+++ The records +++

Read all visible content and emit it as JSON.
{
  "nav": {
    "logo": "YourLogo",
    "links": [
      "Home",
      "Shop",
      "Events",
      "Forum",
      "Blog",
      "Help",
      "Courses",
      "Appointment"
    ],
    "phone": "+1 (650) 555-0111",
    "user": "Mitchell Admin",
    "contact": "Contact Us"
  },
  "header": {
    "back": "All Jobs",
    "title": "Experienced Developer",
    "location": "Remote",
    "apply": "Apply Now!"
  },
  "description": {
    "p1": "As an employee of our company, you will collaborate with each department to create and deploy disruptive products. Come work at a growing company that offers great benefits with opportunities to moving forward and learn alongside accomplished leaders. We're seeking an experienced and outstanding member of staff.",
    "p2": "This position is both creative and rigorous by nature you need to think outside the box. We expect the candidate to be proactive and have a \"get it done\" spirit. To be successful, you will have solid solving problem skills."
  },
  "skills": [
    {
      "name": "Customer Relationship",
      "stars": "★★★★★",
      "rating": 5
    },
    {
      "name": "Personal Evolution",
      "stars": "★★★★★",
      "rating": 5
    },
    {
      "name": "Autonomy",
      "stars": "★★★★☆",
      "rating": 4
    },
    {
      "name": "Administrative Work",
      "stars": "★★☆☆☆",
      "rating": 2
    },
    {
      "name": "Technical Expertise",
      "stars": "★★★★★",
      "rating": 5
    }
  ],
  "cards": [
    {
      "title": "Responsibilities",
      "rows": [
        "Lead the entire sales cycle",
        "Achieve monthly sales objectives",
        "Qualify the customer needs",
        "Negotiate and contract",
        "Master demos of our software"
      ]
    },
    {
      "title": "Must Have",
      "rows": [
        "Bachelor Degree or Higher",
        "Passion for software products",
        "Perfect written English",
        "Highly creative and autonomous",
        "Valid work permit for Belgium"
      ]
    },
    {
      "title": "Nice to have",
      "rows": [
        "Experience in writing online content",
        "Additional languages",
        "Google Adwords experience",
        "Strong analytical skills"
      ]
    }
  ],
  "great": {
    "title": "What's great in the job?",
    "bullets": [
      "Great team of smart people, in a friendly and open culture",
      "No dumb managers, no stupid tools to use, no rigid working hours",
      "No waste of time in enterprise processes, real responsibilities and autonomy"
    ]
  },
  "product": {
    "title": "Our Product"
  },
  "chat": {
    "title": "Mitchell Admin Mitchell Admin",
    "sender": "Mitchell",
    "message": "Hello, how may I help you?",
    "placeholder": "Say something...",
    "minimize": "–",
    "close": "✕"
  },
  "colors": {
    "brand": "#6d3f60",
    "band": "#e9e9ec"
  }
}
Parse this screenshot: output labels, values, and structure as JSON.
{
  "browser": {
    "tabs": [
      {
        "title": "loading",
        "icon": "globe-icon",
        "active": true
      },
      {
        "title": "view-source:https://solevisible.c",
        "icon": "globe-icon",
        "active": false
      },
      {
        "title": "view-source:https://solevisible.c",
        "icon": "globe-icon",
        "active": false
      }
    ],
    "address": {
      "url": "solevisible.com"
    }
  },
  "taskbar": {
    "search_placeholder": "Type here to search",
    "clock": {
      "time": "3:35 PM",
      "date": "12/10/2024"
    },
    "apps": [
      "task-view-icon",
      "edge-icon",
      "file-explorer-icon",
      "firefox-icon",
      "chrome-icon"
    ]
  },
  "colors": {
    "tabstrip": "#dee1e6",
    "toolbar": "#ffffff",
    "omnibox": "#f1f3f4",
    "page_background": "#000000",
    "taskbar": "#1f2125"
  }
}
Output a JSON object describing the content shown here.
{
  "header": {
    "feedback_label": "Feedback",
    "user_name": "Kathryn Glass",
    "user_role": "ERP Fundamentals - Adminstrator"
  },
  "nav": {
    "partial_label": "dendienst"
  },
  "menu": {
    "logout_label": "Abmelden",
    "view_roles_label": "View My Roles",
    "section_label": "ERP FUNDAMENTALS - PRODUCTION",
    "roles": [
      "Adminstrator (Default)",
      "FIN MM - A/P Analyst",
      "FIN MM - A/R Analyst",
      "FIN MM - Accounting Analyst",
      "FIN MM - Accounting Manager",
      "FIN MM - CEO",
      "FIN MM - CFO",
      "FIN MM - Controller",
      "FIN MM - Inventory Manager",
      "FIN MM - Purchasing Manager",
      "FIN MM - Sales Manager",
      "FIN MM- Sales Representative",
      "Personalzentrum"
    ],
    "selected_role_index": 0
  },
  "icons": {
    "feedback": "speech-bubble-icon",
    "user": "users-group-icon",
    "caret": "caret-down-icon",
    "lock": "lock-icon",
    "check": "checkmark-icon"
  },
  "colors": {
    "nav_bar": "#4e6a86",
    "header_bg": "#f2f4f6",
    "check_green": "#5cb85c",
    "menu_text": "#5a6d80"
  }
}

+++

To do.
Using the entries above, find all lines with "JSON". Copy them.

Answer.
Read all visible content and emit it as JSON.
Parse this screenshot: output labels, values, and structure as JSON.
Output a JSON object describing the content shown here.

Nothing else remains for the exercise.